§ **Exercise instructions**: The listing has to be given again in full and exactly.

§ **Material for this exercise**:
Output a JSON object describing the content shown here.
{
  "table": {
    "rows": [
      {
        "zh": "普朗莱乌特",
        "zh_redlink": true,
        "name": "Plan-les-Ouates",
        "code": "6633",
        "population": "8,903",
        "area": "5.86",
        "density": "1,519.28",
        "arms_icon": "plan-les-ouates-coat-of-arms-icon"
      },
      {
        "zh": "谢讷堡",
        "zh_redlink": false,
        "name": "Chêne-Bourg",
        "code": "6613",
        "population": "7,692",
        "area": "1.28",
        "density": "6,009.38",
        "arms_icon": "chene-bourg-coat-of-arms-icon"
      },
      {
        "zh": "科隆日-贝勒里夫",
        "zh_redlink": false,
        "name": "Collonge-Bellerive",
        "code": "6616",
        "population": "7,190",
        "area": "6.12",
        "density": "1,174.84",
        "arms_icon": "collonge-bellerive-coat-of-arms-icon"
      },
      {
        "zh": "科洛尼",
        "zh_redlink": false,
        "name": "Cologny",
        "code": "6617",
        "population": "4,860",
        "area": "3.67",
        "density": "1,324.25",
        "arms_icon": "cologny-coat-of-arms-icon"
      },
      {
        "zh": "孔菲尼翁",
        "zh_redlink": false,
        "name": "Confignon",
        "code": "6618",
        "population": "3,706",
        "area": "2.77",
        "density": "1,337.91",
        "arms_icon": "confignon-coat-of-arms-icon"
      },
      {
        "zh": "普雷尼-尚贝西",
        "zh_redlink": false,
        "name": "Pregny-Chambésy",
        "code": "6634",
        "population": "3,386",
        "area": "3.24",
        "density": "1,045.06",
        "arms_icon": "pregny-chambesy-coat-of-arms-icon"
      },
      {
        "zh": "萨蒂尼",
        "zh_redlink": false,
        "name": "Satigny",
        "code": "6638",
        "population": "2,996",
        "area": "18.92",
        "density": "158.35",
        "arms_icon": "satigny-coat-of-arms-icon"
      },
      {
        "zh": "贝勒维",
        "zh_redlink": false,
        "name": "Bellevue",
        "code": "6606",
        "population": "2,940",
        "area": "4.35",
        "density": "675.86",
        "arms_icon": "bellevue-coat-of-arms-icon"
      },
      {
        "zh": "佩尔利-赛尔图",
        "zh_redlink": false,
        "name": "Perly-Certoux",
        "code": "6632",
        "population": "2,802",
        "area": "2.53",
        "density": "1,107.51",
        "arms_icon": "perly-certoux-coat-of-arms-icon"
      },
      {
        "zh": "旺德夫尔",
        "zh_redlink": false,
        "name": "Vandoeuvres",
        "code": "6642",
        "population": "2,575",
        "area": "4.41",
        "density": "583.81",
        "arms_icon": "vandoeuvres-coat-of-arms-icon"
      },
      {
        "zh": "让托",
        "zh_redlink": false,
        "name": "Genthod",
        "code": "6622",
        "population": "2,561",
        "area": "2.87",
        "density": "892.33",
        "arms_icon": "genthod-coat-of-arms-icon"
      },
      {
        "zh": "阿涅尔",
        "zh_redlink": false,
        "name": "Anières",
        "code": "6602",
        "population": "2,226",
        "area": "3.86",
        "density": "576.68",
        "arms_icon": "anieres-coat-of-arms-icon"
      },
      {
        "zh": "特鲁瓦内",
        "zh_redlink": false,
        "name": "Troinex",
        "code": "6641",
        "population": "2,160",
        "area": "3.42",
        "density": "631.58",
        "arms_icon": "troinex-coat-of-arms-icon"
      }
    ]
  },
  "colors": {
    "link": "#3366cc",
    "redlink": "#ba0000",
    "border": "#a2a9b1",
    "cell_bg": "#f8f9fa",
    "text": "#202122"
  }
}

§ **Your solution**:
Output a JSON object describing the content shown here.
{
  "table": {
    "rows": [
      {
        "zh": "普朗莱乌特",
        "zh_redlink": true,
        "name": "Plan-les-Ouates",
        "code": "6633",
        "population": "8,903",
        "area": "5.86",
        "density": "1,519.28",
        "arms_icon": "plan-les-ouates-coat-of-arms-icon"
      },
      {
        "zh": "谢讷堡",
        "zh_redlink": false,
        "name": "Chêne-Bourg",
        "code": "6613",
        "population": "7,692",
        "area": "1.28",
        "density": "6,009.38",
        "arms_icon": "chene-bourg-coat-of-arms-icon"
      },
      {
        "zh": "科隆日-贝勒里夫",
        "zh_redlink": false,
        "name": "Collonge-Bellerive",
        "code": "6616",
        "population": "7,190",
        "area": "6.12",
        "density": "1,174.84",
        "arms_icon": "collonge-bellerive-coat-of-arms-icon"
      },
      {
        "zh": "科洛尼",
        "zh_redlink": false,
        "name": "Cologny",
        "code": "6617",
        "population": "4,860",
        "area": "3.67",
        "density": "1,324.25",
        "arms_icon": "cologny-coat-of-arms-icon"
      },
      {
        "zh": "孔菲尼翁",
        "zh_redlink": false,
        "name": "Confignon",
        "code": "6618",
        "population": "3,706",
        "area": "2.77",
        "density": "1,337.91",
        "arms_icon": "confignon-coat-of-arms-icon"
      },
      {
        "zh": "普雷尼-尚贝西",
        "zh_redlink": false,
        "name": "Pregny-Chambésy",
        "code": "6634",
        "population": "3,386",
        "area": "3.24",
        "density": "1,045.06",
        "arms_icon": "pregny-chambesy-coat-of-arms-icon"
      },
      {
        "zh": "萨蒂尼",
        "zh_redlink": false,
        "name": "Satigny",
        "code": "6638",
        "population": "2,996",
        "area": "18.92",
        "density": "158.35",
        "arms_icon": "satigny-coat-of-arms-icon"
      },
      {
        "zh": "贝勒维",
        "zh_redlink": false,
        "name": "Bellevue",
        "code": "6606",
        "population": "2,940",
        "area": "4.35",
        "density": "675.86",
        "arms_icon": "bellevue-coat-of-arms-icon"
      },
      {
        "zh": "佩尔利-赛尔图",
        "zh_redlink": false,
        "name": "Perly-Certoux",
        "code": "6632",
        "population": "2,802",
        "area": "2.53",
        "density": "1,107.51",
        "arms_icon": "perly-certoux-coat-of-arms-icon"
      },
      {
        "zh": "旺德夫尔",
        "zh_redlink": false,
        "name": "Vandoeuvres",
        "code": "6642",
        "population": "2,575",
        "area": "4.41",
        "density": "583.81",
        "arms_icon": "vandoeuvres-coat-of-arms-icon"
      },
      {
        "zh": "让托",
        "zh_redlink": false,
        "name": "Genthod",
        "code": "6622",
        "population": "2,561",
        "area": "2.87",
        "density": "892.33",
        "arms_icon": "genthod-coat-of-arms-icon"
      },
      {
        "zh": "阿涅尔",
        "zh_redlink": false,
        "name": "Anières",
        "code": "6602",
        "population": "2,226",
        "area": "3.86",
        "density": "576.68",
        "arms_icon": "anieres-coat-of-arms-icon"
      },
      {
        "zh": "特鲁瓦内",
        "zh_redlink": false,
        "name": "Troinex",
        "code": "6641",
        "population": "2,160",
        "area": "3.42",
        "density": "631.58",
        "arms_icon": "troinex-coat-of-arms-icon"
      }
    ]
  },
  "colors": {
    "link": "#3366cc",
    "redlink": "#ba0000",
    "border": "#a2a9b1",
    "cell_bg": "#f8f9fa",
    "text": "#202122"
  }
}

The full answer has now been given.